"Sailors plan for safety. For escape. For survival. Sailors rely on plans, on strategies that have worked before. Trust me, most mariners are conservative. We stick to the tried and true." Randall Peffer, "Listen to the Dead"

Sunday, September 12, 2021

On Death's' Door

      I don't mean to scare anybody with the title. It's  just that we spent a week in Door County, Wisconsin. The county is named after the treacherous passage around the northern tip of the peninsula called Porte de Morts. 

Overlooking Green Bay

     The name refers back to a deadly raid in the 1600s by a group of Native Americans against a rival tribe. But later the name proved providential for Europeans since the passage became the site of scores of deadly shipwrecks suffered by French explorers and others who dared make the turn around the northern tip of the peninsula into the safety of Green Bay.

Fish Creek has a fairly large marina

     We were there as part of our trip to see my daughter and granddaughter, who live in Madison, and who were able to join us for a week of vacation. We were also attracted to the area because it's been called the Cape Cod of the Midwest. We love Cape Cod. So we figured we would love Door County.

We asked:  this boat came up the Hudson River and across the Erie Canal

     There are some similarities. Cape Cod is a peninsula east of Boston. Door County is a peninsula east of Green Bay. Both have modest populations in the winter, but are flooded with vacationers in the summer. A lot of people own second homes. We know a few New Yorkers who have vacation homes on Cape Cod, along with people from Connecticut and the Boston area.

Street in Fish Creek

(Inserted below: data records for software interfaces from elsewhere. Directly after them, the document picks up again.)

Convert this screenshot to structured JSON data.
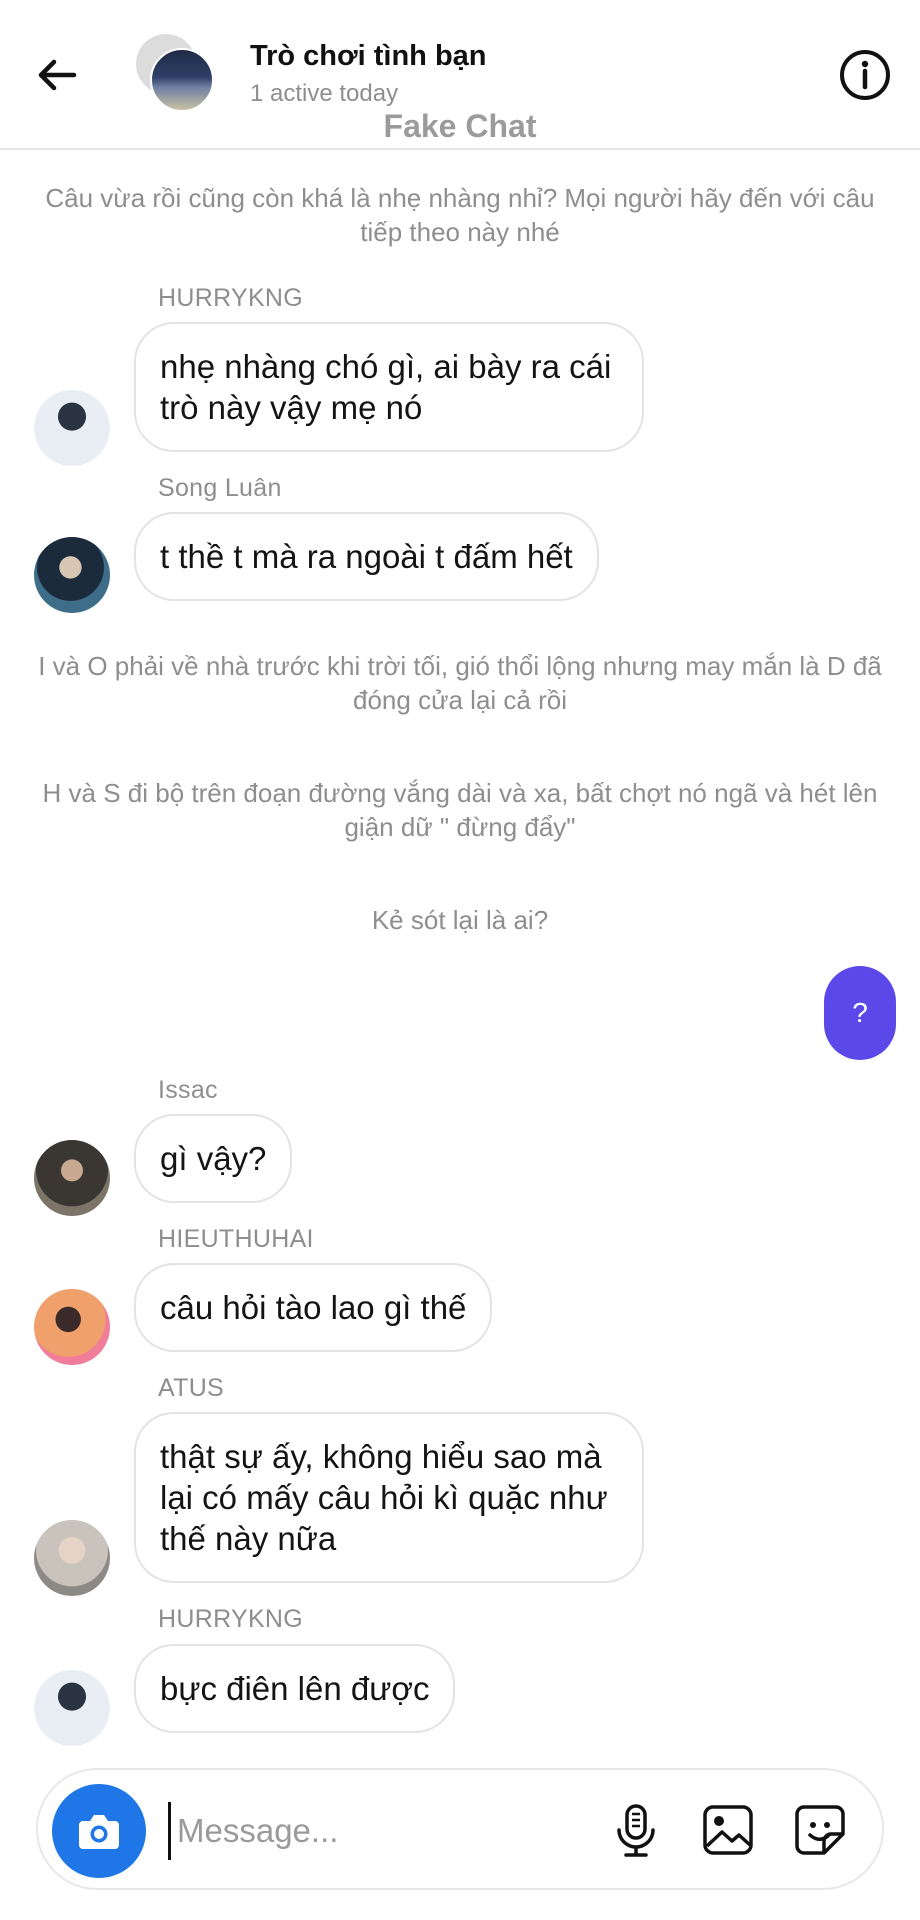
{
  "header": {
    "title": "Trò chơi tình bạn",
    "status": "1 active today",
    "watermark": "Fake Chat"
  },
  "messages": [
    {
      "type": "system",
      "text": "Câu vừa rồi cũng còn khá là nhẹ nhàng nhỉ? Mọi người hãy đến với câu tiếp theo này nhé"
    },
    {
      "type": "incoming",
      "sender": "HURRYKNG",
      "text": "nhẹ nhàng chó gì, ai bày ra cái trò này vậy mẹ nó"
    },
    {
      "type": "incoming",
      "sender": "Song Luân",
      "text": "t thề t mà ra ngoài t đấm hết"
    },
    {
      "type": "system",
      "text": "I và O phải về nhà trước khi trời tối, gió thổi lộng nhưng may mắn là D đã đóng cửa lại cả rồi"
    },
    {
      "type": "system",
      "text": "H và S đi bộ trên đoạn đường vắng dài và xa, bất chợt nó ngã và hét lên giận dữ \" đừng đẩy\""
    },
    {
      "type": "system",
      "text": "Kẻ sót lại là ai?"
    },
    {
      "type": "outgoing",
      "text": "?"
    },
    {
      "type": "incoming",
      "sender": "Issac",
      "text": "gì vậy?"
    },
    {
      "type": "incoming",
      "sender": "HIEUTHUHAI",
      "text": "câu hỏi tào lao gì thế"
    },
    {
      "type": "incoming",
      "sender": "ATUS",
      "text": "thật sự ấy, không hiểu sao mà lại có mấy câu hỏi kì quặc như thế này nữa"
    },
    {
      "type": "incoming",
      "sender": "HURRYKNG",
      "text": "bực điên lên được"
    }
  ],
  "composer": {
    "placeholder": "Message...",
    "value": ""
  },
  "icons": {
    "back": "arrow-left-icon",
    "info": "info-icon",
    "camera": "camera-icon",
    "mic": "microphone-icon",
    "gallery": "image-icon",
    "sticker": "sticker-icon"
  },
  "colors": {
    "outgoing_bubble": "#5a49e8",
    "camera_button": "#1f76e6",
    "muted_text": "#8e8e8e"
  }
}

     Cape Cod also has its share of retirees, including some friends who live in Falmouth. B and I even considered retiring to Cape Cod. But we finally decided that the winters are to long . . . which is what we hear about Door County as well.

A child's eye view of Lake Michigan

     Similarly, people from Milwaukee and Madison and other places around Wisconsin have vacation homes in Door County. But we were told the big crowds -- and big money -- come from Chicago, about a four-hour drive away.

An aid to sailors in Bailey's Harbor

     We stayed at a lodge in Bailey's Harbor on Lake Michigan, considered the "quiet side" of the peninsula. The more touristy side borders Green Bay where the water is warmer. There are more beaches on the bay. There's more shopping and things to do with the kids. And apparently the fishing is better. I don't fish. So I can't confirm that piece of advice.

Johnson's Swedish Restaurant in Sister Bay ... that's real grass on the roof

     We found several nice restaurants in Sister Bay, Fish Creek and Egg Harbor, all with outdoor seating. We went to the beach, took a bike ride through Peninsula State Park, spent some time shopping for presents and souvenirs. But with a grandchild around (as many of you no doubt know) we spent most of our time on the playground running after a toddler.

Remember, we're in America's dairyland

     We drew the line at changing diapers. That's a parent's job, not a grandparent's responsibility. Don't you think?

A cove in Bailey's Harbor

     We're back home now. But we're planning a trip to the Massachusetts Cape Cod later in September -- to visit friends, eat lobsta and clam chowda, and maybe even go for a swim. The Cape can still be warm in September.

10 comments:

Olga said...

It's nice to enjoy new vacation spots. I have gotten to the point of being quite satisfied to do it more or less virtually by seeing where bloggers go.
Travel without the travel seems good enough these days. I do hope I haven't given up on seeing new places in person entirely though.

Kay said...

This is so wonderful! Thank you for sharing all those photos. It really brings back memories. One of our friends had a motel in Fish Creek that we visited several times.

Barbara said...

It was great to see the pictures. I've never been in that part of the country. That yacht/cruiser would certainly be a fun way to see the countryside.

DJan said...

Hope you have a great trip later this month. Loved the pictures in this post, and yes, grandparents should not have to change diapers! :-)

Anonymous said...

What!? No pictures of goats on the roof of Johnson’s Restaurant!? No fish boil pictures!?
You missed the best parts of Door County.

gigi-hawaii said...

I think it is just wonderful that you and B had such a great time visiting family. Not too hard to change diapers, but, hey, it might be for a man. David never changed diapers in our home. I love that grassy roof on that restaurant. Awesome!

Wisewebwoman said...

Beautiful shots of your vacation and as to diapers - my children's dad changed theirs no bother and I also changed Grandgirl's. A lot. As she frequently stayed with me. And PS I hate changing diapers, always will :)

XO
WWW

Tom said...

I changed diapers for my own kids, which is why I will try my best to avoid that particular chore with my grandchildren. We were only in Door Co. for a week, so we probably missed a lot -- which is why we've resolved to go back!

Kevin in Virginia said...

Tom, we lived on the water in East Falmouth when I was a kid. Your mention of The Cape brought tears to my eyes. We even loved the long, long winters - when my "regulars" on the paper route were especially kind. Thank you.

Linda Myers said...

I've been to all 50 states, but never to that part of the country. It sounds like a good possibility for a road trip.